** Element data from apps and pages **
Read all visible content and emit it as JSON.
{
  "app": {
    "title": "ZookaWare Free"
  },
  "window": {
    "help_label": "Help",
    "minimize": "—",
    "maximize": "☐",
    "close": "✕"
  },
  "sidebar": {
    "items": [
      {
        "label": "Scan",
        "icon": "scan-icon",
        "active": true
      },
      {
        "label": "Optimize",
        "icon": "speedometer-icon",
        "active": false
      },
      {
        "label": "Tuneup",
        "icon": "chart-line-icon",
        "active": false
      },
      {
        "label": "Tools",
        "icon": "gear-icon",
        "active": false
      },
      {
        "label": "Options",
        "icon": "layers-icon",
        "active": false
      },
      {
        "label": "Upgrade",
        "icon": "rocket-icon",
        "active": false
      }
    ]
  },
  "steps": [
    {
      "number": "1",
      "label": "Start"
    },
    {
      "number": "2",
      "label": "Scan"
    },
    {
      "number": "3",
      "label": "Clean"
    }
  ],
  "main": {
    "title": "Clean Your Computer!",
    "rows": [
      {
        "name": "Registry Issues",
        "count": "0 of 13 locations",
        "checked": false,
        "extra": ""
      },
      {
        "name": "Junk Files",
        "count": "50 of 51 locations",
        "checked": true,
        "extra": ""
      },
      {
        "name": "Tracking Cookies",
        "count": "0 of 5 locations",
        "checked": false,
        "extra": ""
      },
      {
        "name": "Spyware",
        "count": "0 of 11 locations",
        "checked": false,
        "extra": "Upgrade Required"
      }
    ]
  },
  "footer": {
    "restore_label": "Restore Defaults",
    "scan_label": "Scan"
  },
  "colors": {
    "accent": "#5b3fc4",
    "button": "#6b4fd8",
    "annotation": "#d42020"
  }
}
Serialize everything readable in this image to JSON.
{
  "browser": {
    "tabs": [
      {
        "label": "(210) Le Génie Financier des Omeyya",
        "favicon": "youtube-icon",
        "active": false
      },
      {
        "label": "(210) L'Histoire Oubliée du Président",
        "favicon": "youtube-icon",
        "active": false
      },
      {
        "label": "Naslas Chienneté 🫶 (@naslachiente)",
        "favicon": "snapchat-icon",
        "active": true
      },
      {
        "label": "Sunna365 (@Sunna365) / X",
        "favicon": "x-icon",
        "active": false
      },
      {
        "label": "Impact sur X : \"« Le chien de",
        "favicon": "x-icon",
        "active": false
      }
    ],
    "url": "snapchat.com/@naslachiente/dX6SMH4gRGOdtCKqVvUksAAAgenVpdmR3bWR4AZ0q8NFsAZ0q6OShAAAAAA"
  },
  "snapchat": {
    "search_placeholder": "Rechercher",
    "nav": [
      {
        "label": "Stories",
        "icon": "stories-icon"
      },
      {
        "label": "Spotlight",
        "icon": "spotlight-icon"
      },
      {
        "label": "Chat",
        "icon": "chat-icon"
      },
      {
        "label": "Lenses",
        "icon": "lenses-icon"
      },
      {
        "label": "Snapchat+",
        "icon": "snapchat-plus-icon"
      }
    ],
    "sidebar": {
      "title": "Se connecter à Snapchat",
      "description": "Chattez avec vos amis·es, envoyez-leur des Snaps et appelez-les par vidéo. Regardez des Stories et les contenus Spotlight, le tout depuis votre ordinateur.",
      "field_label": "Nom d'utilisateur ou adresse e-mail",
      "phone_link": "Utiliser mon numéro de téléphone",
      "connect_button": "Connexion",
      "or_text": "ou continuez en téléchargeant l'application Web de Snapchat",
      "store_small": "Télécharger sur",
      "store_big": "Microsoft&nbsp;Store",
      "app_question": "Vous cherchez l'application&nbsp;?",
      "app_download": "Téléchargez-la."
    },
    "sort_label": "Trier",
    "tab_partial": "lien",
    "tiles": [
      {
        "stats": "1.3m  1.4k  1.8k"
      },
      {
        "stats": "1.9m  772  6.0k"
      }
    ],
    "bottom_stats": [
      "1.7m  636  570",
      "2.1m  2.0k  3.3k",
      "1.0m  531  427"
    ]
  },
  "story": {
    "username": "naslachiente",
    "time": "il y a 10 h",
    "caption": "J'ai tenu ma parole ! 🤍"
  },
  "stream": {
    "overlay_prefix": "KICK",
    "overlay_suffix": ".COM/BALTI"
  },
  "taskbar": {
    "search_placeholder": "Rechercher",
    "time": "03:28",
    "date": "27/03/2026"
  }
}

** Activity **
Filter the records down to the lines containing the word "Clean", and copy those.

** Exercise answer **
      "label": "Clean"
    "title": "Clean Your Computer!",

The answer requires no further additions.